The TPS40210 has a minimum off-time of approximately 200 ns and a minimum on-time of 300 ns. These two constraints place limitations on the operating frequency that can be used for a given input-to-output conversion ratio. See Figure 2 for the maximum frequency that can be used for a given duty cycle.
The duty cycle at which the converter operates is dependent on the mode in which the converter is running. If the converter is running in discontinuous conduction mode, the duty cycle varies with changes to the load much more than it does when running in continuous conduction mode.
In continuous conduction mode, the duty cycle is related primarily to the input and output voltages.
In discontinuous mode, the duty cycle is a function of the load, input and output voltages, inductance, and switching frequency.
All converters using a diode as the freewheeling or catch component have a load current level at which they transition from discontinuous conduction to continuous conduction. This is the point where the inductor current just falls to zero. At higher load currents, the inductor current does not fall to zero but remains flowing in a positive direction and assumes a trapezoidal wave shape as opposed to a triangular wave shape.
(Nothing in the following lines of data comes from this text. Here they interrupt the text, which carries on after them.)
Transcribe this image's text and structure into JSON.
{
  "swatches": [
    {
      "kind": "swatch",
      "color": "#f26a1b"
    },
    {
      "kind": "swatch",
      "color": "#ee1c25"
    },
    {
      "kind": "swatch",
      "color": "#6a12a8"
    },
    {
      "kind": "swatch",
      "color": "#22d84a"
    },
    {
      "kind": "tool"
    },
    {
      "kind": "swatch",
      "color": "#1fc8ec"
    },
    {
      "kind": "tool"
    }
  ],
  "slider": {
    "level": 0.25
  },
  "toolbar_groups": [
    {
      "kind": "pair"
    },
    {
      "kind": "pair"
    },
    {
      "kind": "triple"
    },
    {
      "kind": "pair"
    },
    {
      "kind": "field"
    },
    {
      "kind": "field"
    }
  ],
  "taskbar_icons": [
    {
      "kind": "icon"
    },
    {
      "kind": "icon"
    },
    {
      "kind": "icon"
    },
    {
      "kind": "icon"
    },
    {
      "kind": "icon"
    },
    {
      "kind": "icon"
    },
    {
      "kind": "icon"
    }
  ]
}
This load boundary between discontinuous conduction and continuous conduction can be found for a set of converter parameters as follows.
For loads higher than the result of Equation 13, the duty cycle is given by Equation 11 and for loads less that the results of Equation 13, the duty cycle is given Equation 12. For Equations 1 through 4, the variable definitions are as follows.